Muscat love

Lageder 2004 Vogelmeier Moscato Giallo (Alto Adige) – Brilliant, perfumed muscat with the added complexity of a cool, crystalline mineral core. Faceted and pretty, yet slightly sterner than many muscats, and very, very well done.

Terroirs vary in the Alto Adige, but the overwhelming regional influence on virtually the entire palette of grapes is one of Teutonic austerity carried on metal and stone. As a lover of minerality in wines, I’m strongly drawn to this characteristic. What too often happens, however, is that the wine itself is not up to the structural challenge. Thankfully, that’s not the case here. Alcohol: 13%. Importer: Lageder USA. Web:


Lageder “Tòr Löwengang” 2004 Pinot Bianco Haberlehof (Alto Adige) – Stunning, intense and pure. Dried white winter fruit ground to a micropowder, with powerful glacial minerality and a long, vibrant finish. Really amazing.

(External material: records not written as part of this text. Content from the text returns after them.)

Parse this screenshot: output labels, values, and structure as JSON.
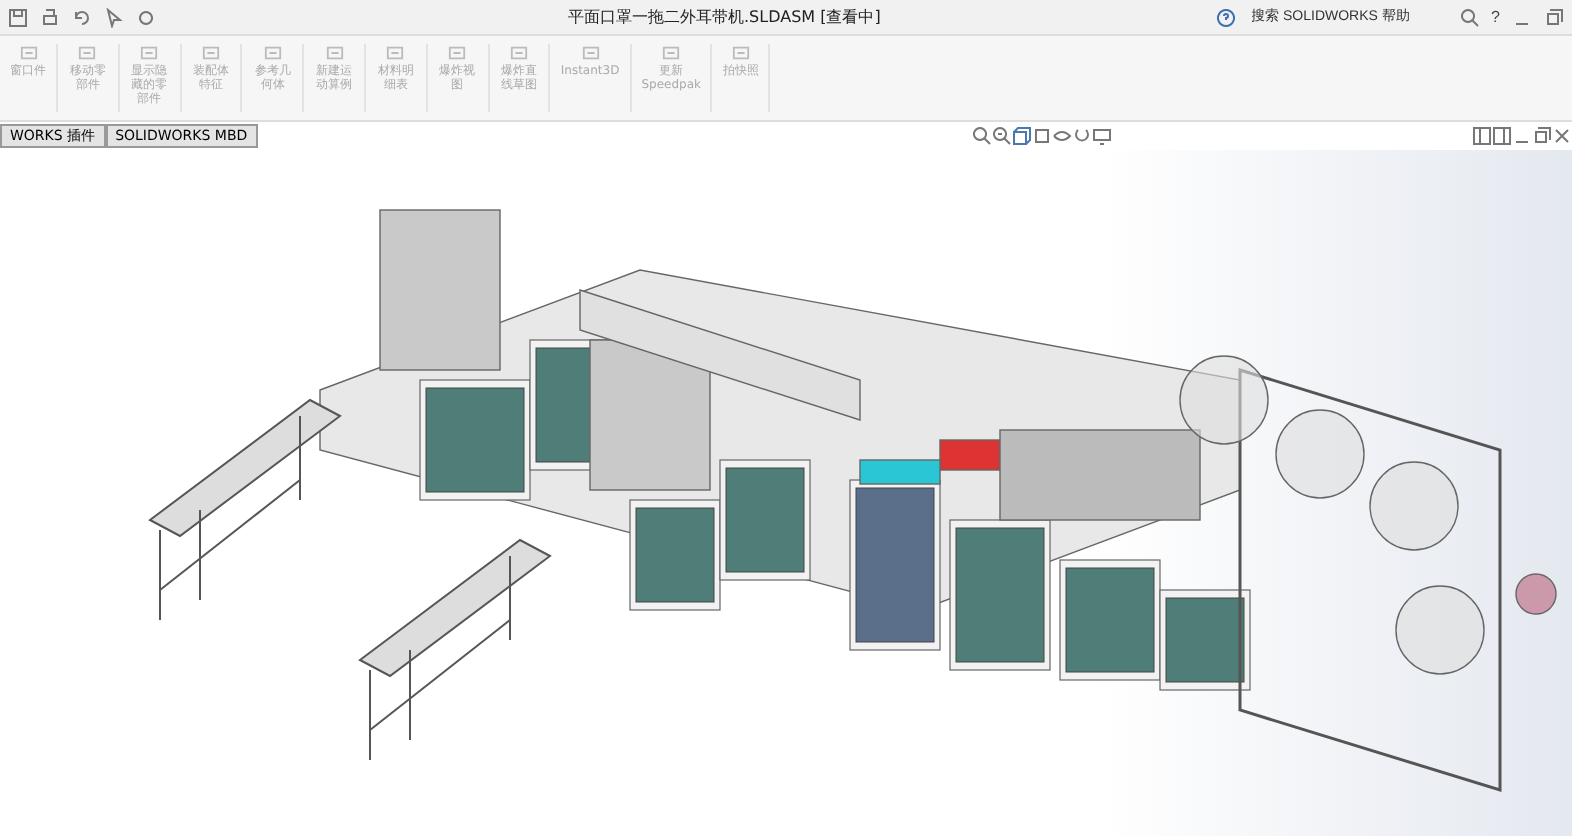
{
  "window": {
    "title": "平面口罩一拖二外耳带机.SLDASM [查看中]",
    "search": {
      "placeholder": "搜索 SOLIDWORKS 帮助"
    },
    "help": "?"
  },
  "ribbon": [
    {
      "label": "窗口件",
      "disabled": true
    },
    {
      "label": "移动零部件",
      "disabled": true
    },
    {
      "label": "显示隐藏的零部件",
      "disabled": true
    },
    {
      "label": "装配体特征",
      "disabled": true
    },
    {
      "label": "参考几何体",
      "disabled": true
    },
    {
      "label": "新建运动算例",
      "disabled": true
    },
    {
      "label": "材料明细表",
      "disabled": true
    },
    {
      "label": "爆炸视图",
      "disabled": true
    },
    {
      "label": "爆炸直线草图",
      "disabled": true
    },
    {
      "label": "Instant3D",
      "disabled": true
    },
    {
      "label": "更新\nSpeedpak",
      "disabled": true
    },
    {
      "label": "拍快照",
      "disabled": true
    }
  ],
  "tabs": [
    {
      "label": "WORKS 插件",
      "selected": false
    },
    {
      "label": "SOLIDWORKS MBD",
      "selected": false
    }
  ]
}
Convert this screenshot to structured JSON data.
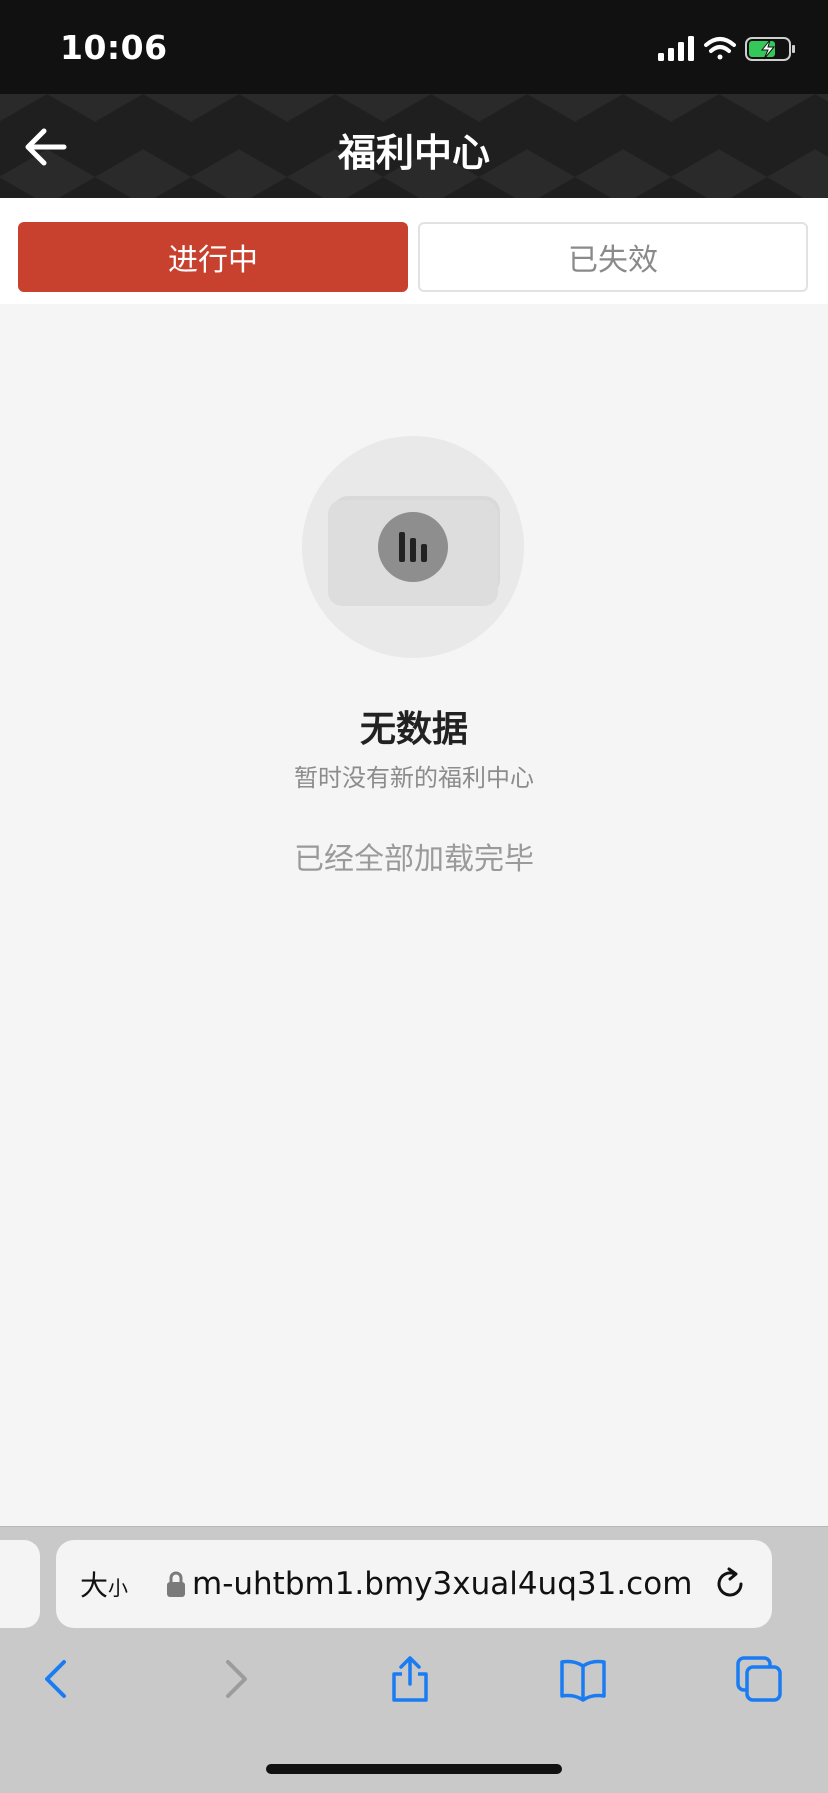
{
  "status_bar": {
    "time": "10:06"
  },
  "header": {
    "title": "福利中心"
  },
  "tabs": [
    {
      "label": "进行中",
      "active": true
    },
    {
      "label": "已失效",
      "active": false
    }
  ],
  "empty_state": {
    "title": "无数据",
    "description": "暂时没有新的福利中心"
  },
  "load_status": "已经全部加载完毕",
  "browser": {
    "text_size_large": "大",
    "text_size_small": "小",
    "url": "m-uhtbm1.bmy3xual4uq31.com"
  },
  "colors": {
    "accent": "#c8412f",
    "ios_blue": "#1a7cf2",
    "battery_green": "#34c759"
  },
  "icons": {
    "back": "arrow-left-icon",
    "signal": "cellular-signal-icon",
    "wifi": "wifi-icon",
    "battery": "battery-charging-icon",
    "lock": "lock-icon",
    "reload": "reload-icon",
    "browser_back": "chevron-left-icon",
    "browser_forward": "chevron-right-icon",
    "share": "share-icon",
    "bookmarks": "book-icon",
    "tabs": "tabs-icon"
  }
}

The Alto Adige is one of the most beautiful wine regions on the planet, with sheer, ice-capped mountains and cliffs sheltering warm valleys, and vines trussed up steep hillsides; some of these sites may well require a Sherpa at harvest time. Since there’s no real restriction on what can and can’t be made under the appellation laws, there’s no signature identity of the region except the one you might expect: a stern, mineral-driven austerity indicative of both the climate and the hybrid Italian/Austrian culture. When it fails, one is merely left with a severe, overly-restrained wine. When it succeeds, as in the rest of the Germanic wine world, it succeeds brilliantly. This wine, from older (for pinot bianco) vines at 1500 feet and aged with the very slightest touch of new wood (which here shows more oxidative than flavor-deforming), is an unquestioned success. Importer: Lageder USA. Alcohol: 13%. Web: